Stored data entries:
★ ★ ★ ★ ★ ★ ★
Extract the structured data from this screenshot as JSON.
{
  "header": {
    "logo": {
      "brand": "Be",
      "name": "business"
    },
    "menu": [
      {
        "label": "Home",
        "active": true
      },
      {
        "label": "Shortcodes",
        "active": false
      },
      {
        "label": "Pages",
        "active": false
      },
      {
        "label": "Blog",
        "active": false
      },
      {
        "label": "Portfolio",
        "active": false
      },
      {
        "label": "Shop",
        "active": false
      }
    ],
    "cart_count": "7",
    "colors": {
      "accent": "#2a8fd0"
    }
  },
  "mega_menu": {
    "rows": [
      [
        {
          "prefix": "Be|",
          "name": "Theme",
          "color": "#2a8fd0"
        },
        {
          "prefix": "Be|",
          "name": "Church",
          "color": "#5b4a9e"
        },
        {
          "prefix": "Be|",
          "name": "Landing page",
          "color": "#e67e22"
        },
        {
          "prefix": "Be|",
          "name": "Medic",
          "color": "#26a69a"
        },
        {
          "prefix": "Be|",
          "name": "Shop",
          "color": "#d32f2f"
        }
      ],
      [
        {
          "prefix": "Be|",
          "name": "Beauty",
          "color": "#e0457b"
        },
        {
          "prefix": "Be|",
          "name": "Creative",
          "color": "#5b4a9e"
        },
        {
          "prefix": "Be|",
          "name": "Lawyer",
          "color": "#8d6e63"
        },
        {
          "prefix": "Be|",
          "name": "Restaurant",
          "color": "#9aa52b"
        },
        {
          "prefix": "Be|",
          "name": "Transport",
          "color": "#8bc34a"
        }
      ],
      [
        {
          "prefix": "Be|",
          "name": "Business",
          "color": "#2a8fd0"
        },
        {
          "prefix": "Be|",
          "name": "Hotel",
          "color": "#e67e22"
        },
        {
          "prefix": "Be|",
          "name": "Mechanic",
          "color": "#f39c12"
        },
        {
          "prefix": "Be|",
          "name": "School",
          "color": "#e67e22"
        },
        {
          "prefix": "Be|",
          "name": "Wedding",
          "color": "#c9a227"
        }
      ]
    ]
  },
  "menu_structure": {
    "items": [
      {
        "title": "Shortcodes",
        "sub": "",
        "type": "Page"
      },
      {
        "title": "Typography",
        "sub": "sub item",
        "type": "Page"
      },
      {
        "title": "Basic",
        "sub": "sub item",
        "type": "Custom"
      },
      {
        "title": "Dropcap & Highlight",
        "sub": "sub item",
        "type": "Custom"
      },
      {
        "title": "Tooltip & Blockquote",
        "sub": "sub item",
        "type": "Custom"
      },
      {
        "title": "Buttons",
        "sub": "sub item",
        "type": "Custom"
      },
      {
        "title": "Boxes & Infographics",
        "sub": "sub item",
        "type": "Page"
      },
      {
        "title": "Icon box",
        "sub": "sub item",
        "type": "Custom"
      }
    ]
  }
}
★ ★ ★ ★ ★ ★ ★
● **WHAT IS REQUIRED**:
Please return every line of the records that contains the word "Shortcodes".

● **ANSWER BOX**:
        "label": "Shortcodes",
        "title": "Shortcodes",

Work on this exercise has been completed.